2002, Female Ruler Archetype of Empress St Helena. Homza Christian,
Stanford Experiment; The Stanford prison experiment (SPE) was designed to examine the effects of situational variables on participants' reactions and behaviors in a two-week simulation of a prison environment. Stanford University psychology professor Philip Zimbardo led the research team who ran the study in the summer of 1971. What happened when a few normal people were given absolute power and what they did with it. A cautionary true story about the human factor in cultism today.
Don Juan Dharmapala or Dom João Dharmapala Peria Bandara (1541 – 27 May 1597) was last king of the Kingdom of Kotte, in Sri Lanka. He is also known as the puppet king of Sri Lanka, controlled by the Portuguese, he once bequeathed his entire realm to the King of Portugal. The Portuguese takeover of Kotte, however, was resisted by the people and would only be completed much later after Dharmapala’s death.
There are few who have been stalwarts of Sri Lankan politics in the last half-century quite like the man often referred to as “the fox”. Ranil Wickremesinghe gained the nickname for his apparently wily ability to repeatedly resurrect his political career from the worst failures. Finally, last July, Wickremesinghe achieved what had appeared to be a lifelong political dream: he took the executive office of the president of Sri Lanka without a single vote from his citizens and through a parliamentary secret ballot.
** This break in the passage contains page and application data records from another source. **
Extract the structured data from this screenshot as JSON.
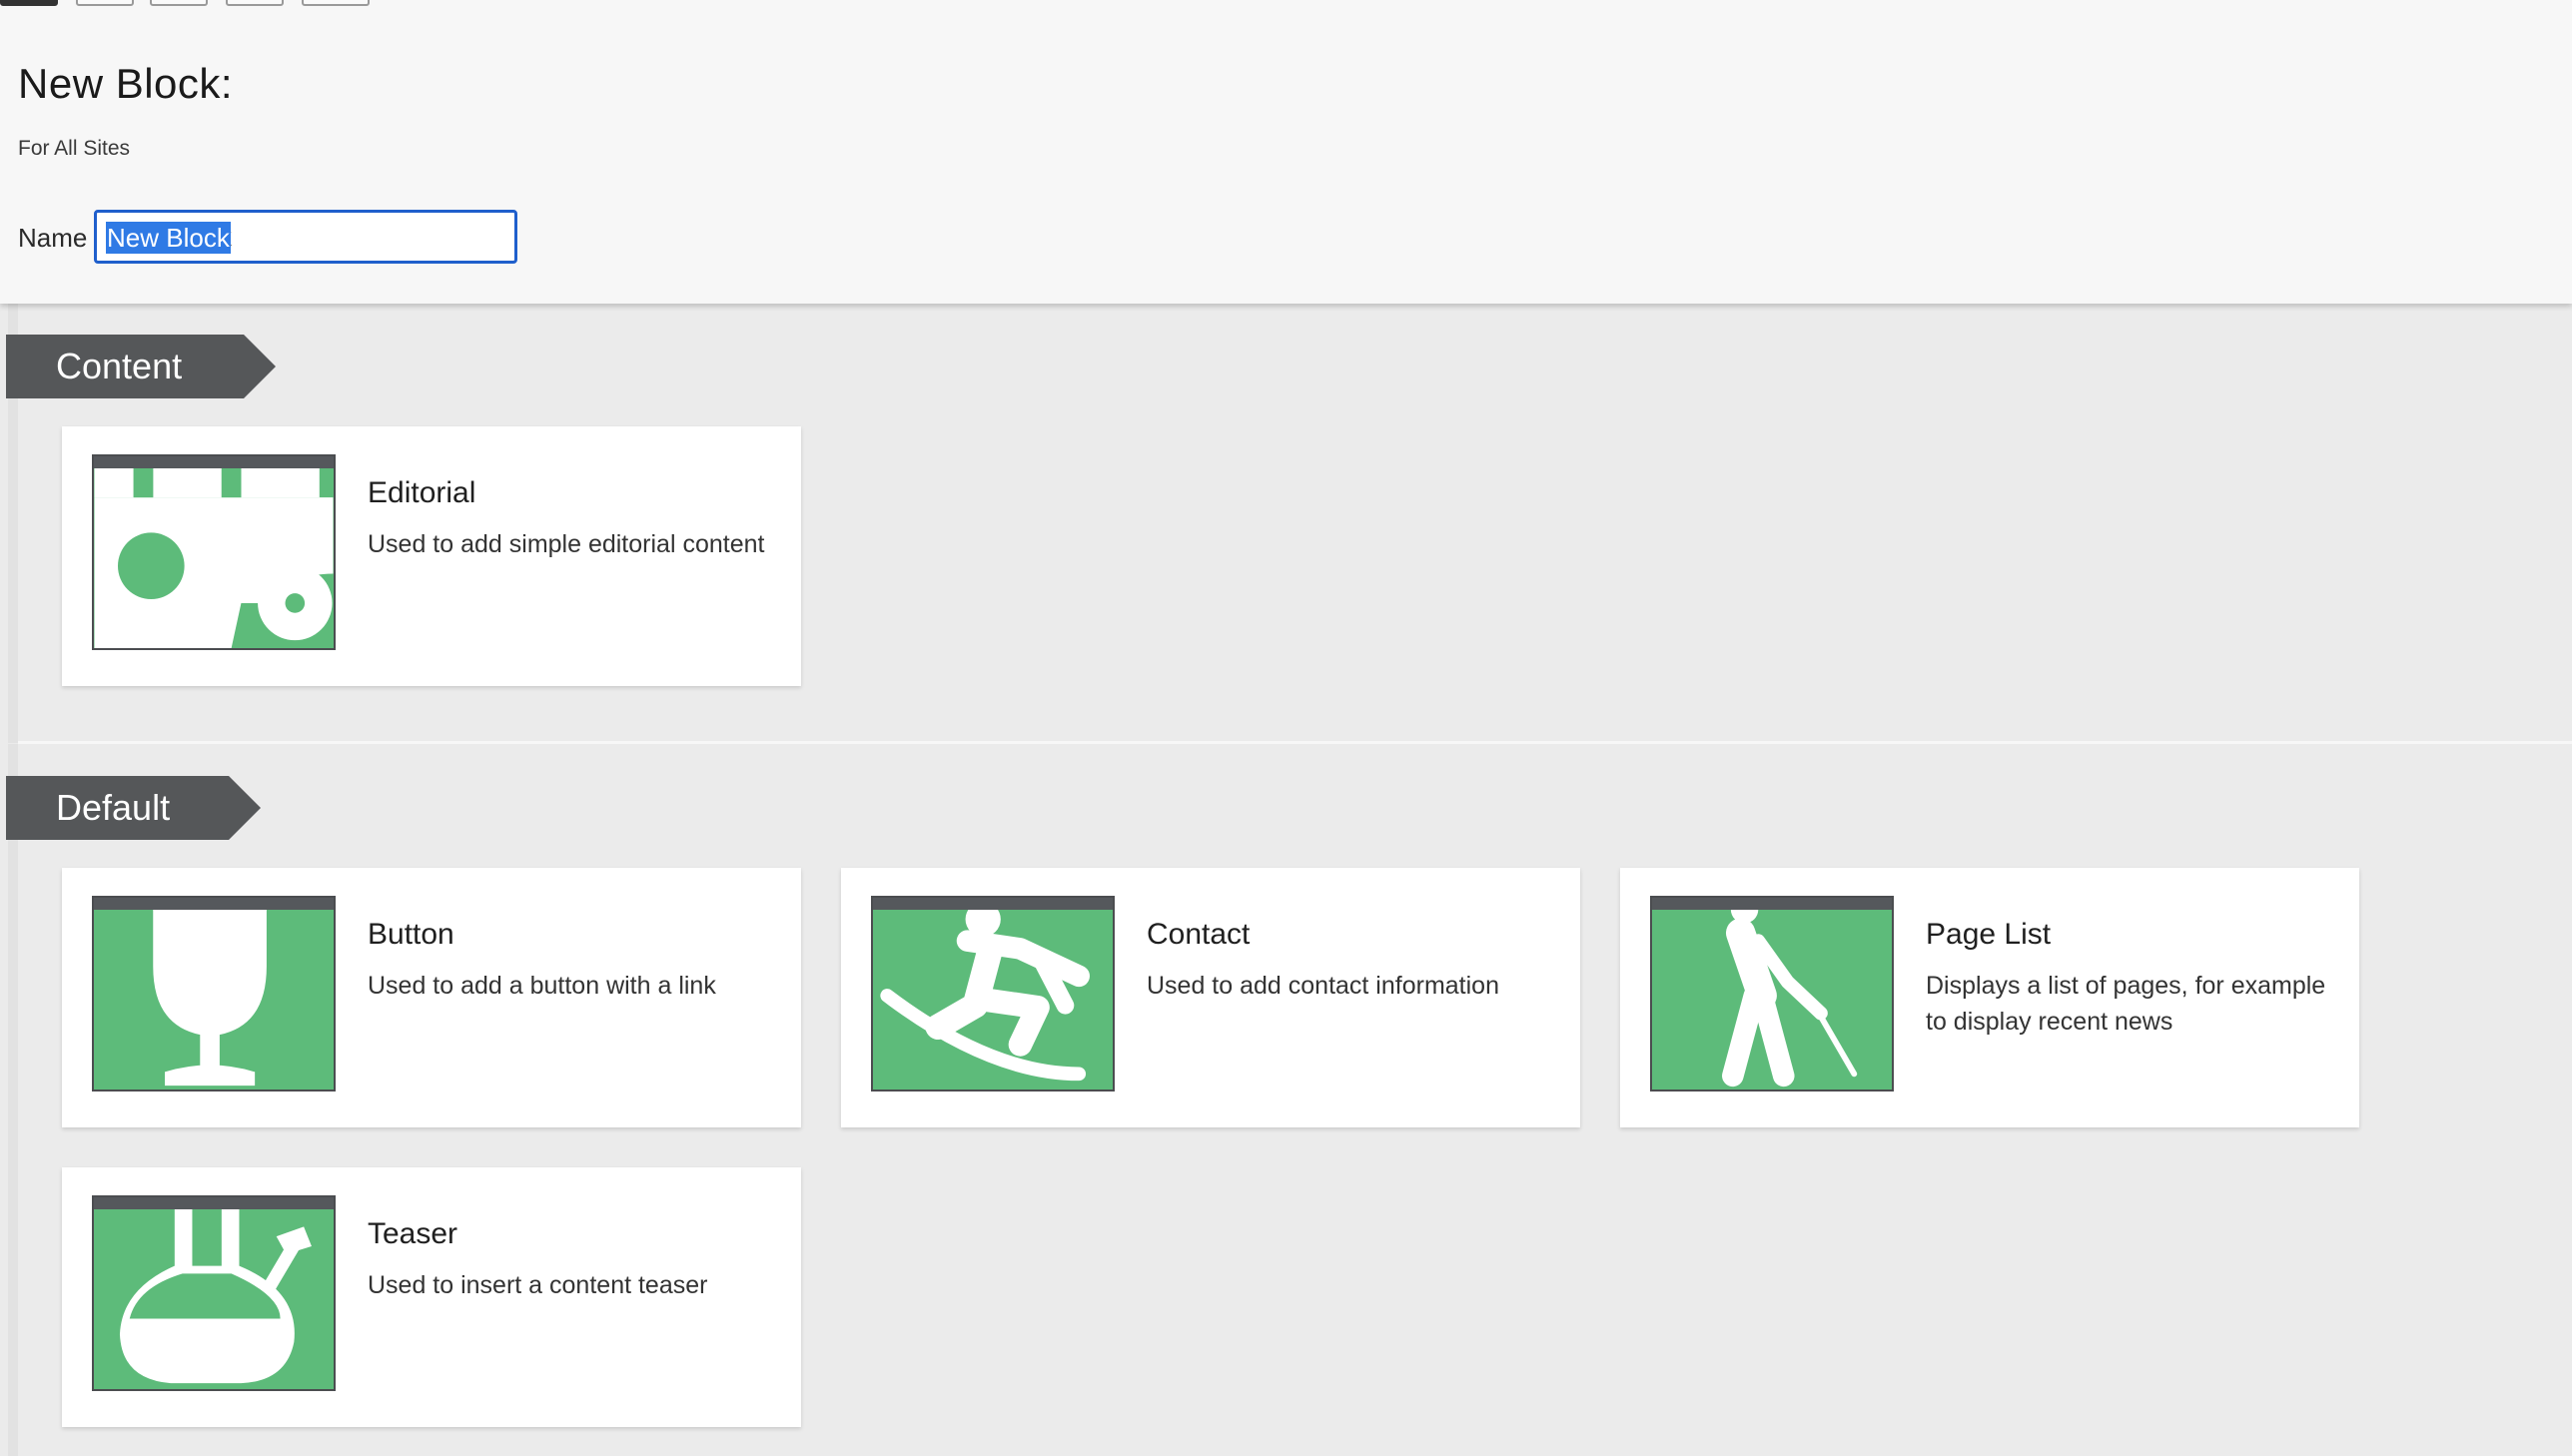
{
  "header": {
    "title": "New Block:",
    "subtitle": "For All Sites",
    "name_label": "Name",
    "name_value": "New Block"
  },
  "sections": [
    {
      "label": "Content",
      "blocks": [
        {
          "title": "Editorial",
          "description": "Used to add simple editorial content",
          "icon": "tractor-icon"
        }
      ]
    },
    {
      "label": "Default",
      "blocks": [
        {
          "title": "Button",
          "description": "Used to add a button with a link",
          "icon": "wine-glass-icon"
        },
        {
          "title": "Contact",
          "description": "Used to add contact information",
          "icon": "snowboarder-icon"
        },
        {
          "title": "Page List",
          "description": "Displays a list of pages, for example to display recent news",
          "icon": "blind-person-icon"
        },
        {
          "title": "Teaser",
          "description": "Used to insert a content teaser",
          "icon": "bong-icon"
        }
      ]
    }
  ],
  "colors": {
    "thumb_green": "#5dbb7a",
    "tag_gray": "#555759",
    "input_focus": "#1f5fcc",
    "selection": "#2f7ae5"
  }
}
The leader who transitions from the shadow to the light side of their archetype understands their role as a compassionate facilitator instead of a tyrant. The Indian emperor Asoka and Paul—a disciple of Jesus Christ, are two charismatic leaders who played historic roles in the rise of their faiths, embodying this transition from the shadow ruler to the more benevolent form of the archetype; This paper—Asoka and Paul: transformations that led to effective leadership—by Cheryl Patton (Eastern University, St Davids, PA, USA) states.
2004, Tarot Cards: An Investigation of their Benefit as a Tool for Self Reflection. Gigi Hofer, Concordia University.
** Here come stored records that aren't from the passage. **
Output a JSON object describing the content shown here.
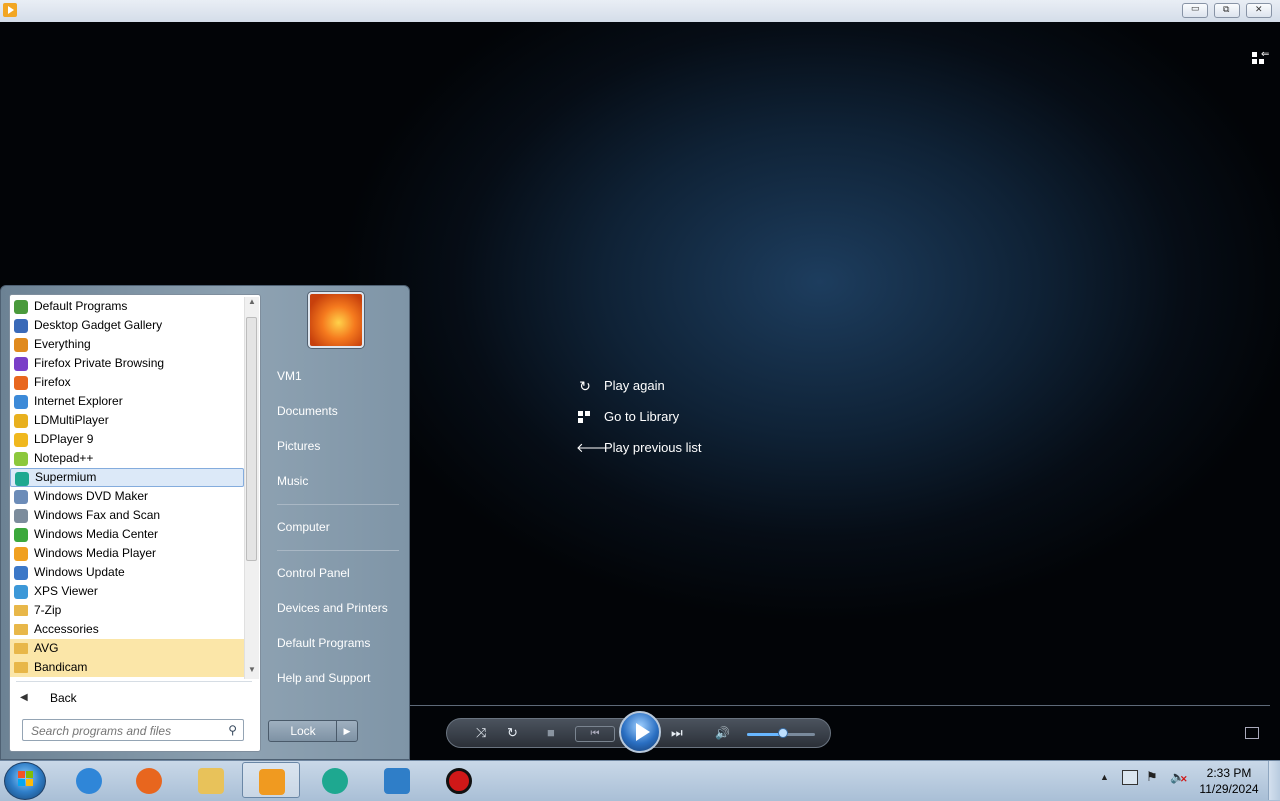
{
  "titlebar": {
    "minimize": "▭",
    "restore": "⧉",
    "close": "✕"
  },
  "player": {
    "end_menu": [
      {
        "label": "Play again",
        "icon": "replay-icon"
      },
      {
        "label": "Go to Library",
        "icon": "library-icon"
      },
      {
        "label": "Play previous list",
        "icon": "back-arrow-icon"
      }
    ],
    "controls": {
      "shuffle": "⤨",
      "repeat": "↻",
      "stop": "■",
      "previous": "⏮",
      "next": "⏭",
      "volume": "🔊",
      "volume_level": 0.5
    }
  },
  "start_menu": {
    "programs": [
      {
        "label": "Default Programs",
        "icon_color": "#4a9a3c"
      },
      {
        "label": "Desktop Gadget Gallery",
        "icon_color": "#3a6ab8"
      },
      {
        "label": "Everything",
        "icon_color": "#e08a1e"
      },
      {
        "label": "Firefox Private Browsing",
        "icon_color": "#7a3fc8"
      },
      {
        "label": "Firefox",
        "icon_color": "#e8661e"
      },
      {
        "label": "Internet Explorer",
        "icon_color": "#3c8ad8"
      },
      {
        "label": "LDMultiPlayer",
        "icon_color": "#e8b01e"
      },
      {
        "label": "LDPlayer 9",
        "icon_color": "#f0b81e"
      },
      {
        "label": "Notepad++",
        "icon_color": "#8cc83c"
      },
      {
        "label": "Supermium",
        "icon_color": "#1ea890",
        "selected": true
      },
      {
        "label": "Windows DVD Maker",
        "icon_color": "#6c8cb8"
      },
      {
        "label": "Windows Fax and Scan",
        "icon_color": "#7c8c9c"
      },
      {
        "label": "Windows Media Center",
        "icon_color": "#3ca83c"
      },
      {
        "label": "Windows Media Player",
        "icon_color": "#f0a020"
      },
      {
        "label": "Windows Update",
        "icon_color": "#3c78c8"
      },
      {
        "label": "XPS Viewer",
        "icon_color": "#3c98d8"
      },
      {
        "label": "7-Zip",
        "folder": true
      },
      {
        "label": "Accessories",
        "folder": true
      },
      {
        "label": "AVG",
        "folder": true,
        "highlight": true
      },
      {
        "label": "Bandicam",
        "folder": true,
        "highlight": true
      }
    ],
    "back_label": "Back",
    "search_placeholder": "Search programs and files",
    "right_links": [
      {
        "label": "VM1"
      },
      {
        "label": "Documents"
      },
      {
        "label": "Pictures"
      },
      {
        "label": "Music",
        "sep_after": true
      },
      {
        "label": "Computer",
        "sep_after": true
      },
      {
        "label": "Control Panel"
      },
      {
        "label": "Devices and Printers"
      },
      {
        "label": "Default Programs"
      },
      {
        "label": "Help and Support"
      }
    ],
    "lock_label": "Lock"
  },
  "taskbar": {
    "apps": [
      {
        "name": "internet-explorer",
        "color": "#2f86d8"
      },
      {
        "name": "firefox",
        "color": "#e8661e"
      },
      {
        "name": "file-explorer",
        "color": "#e8c25a"
      },
      {
        "name": "windows-media-player",
        "color": "#f09a20",
        "active": true
      },
      {
        "name": "supermium",
        "color": "#1ea890"
      },
      {
        "name": "video-app",
        "color": "#2f7ec8"
      },
      {
        "name": "bandicam",
        "color": "#d01818"
      }
    ],
    "clock_time": "2:33 PM",
    "clock_date": "11/29/2024"
  }
}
The Sri Lankan devil bird: In Sri Lankan folklore, the Devil Bird or Ulama is a creature said to emit bloodcurdling human-sounding shrieks in jungles at night. Its precise identity is still a matter of debate although the spot-bellied eagle-owl matches the profile of Devil Bird to a large extent.
The Lucifer Effect: Understanding How Good People Turn Evil is a 2007 book which includes professor Philip Zimbardo's first detailed, written account of the events surrounding the 1971 Stanford Prison Experiment (SPE) — a prison simulation study which had to be discontinued after only six days due to several distressing outcomes and mental breaks of the participants. The book includes over 30 years of subsequent research into the psychological and social factors which result in immoral acts being committed by otherwise moral people. The book won the American Psychological Association's 2008 William James Book Award.
1991, Administrative Adaptability: The Dutch East India Company and Its Rise to Power. D. Gerstell.
New research digs deeper into the social science behind why power brings out the best in some people and the worst in others
The Last King of Scotland is a 2006 historical drama film directed by Kevin Macdonald from a screenplay by Peter Morgan and Jeremy Brock. Based on Giles Foden's 1998 novel, it depicts the dictatorship of Ugandan President Idi Amin through the perspective of a fictional Scottish doctor. The film stars Forest Whitaker and James McAvoy in these respective roles, with Kerry Washington, Simon McBurney, and Gillian Anderson in supporting roles. The title of the film refers to Amin's claim of being the King of Scotland.
Bob Dylan - A Hard Rain's A-Gonna Fall
IDLES - MOTHER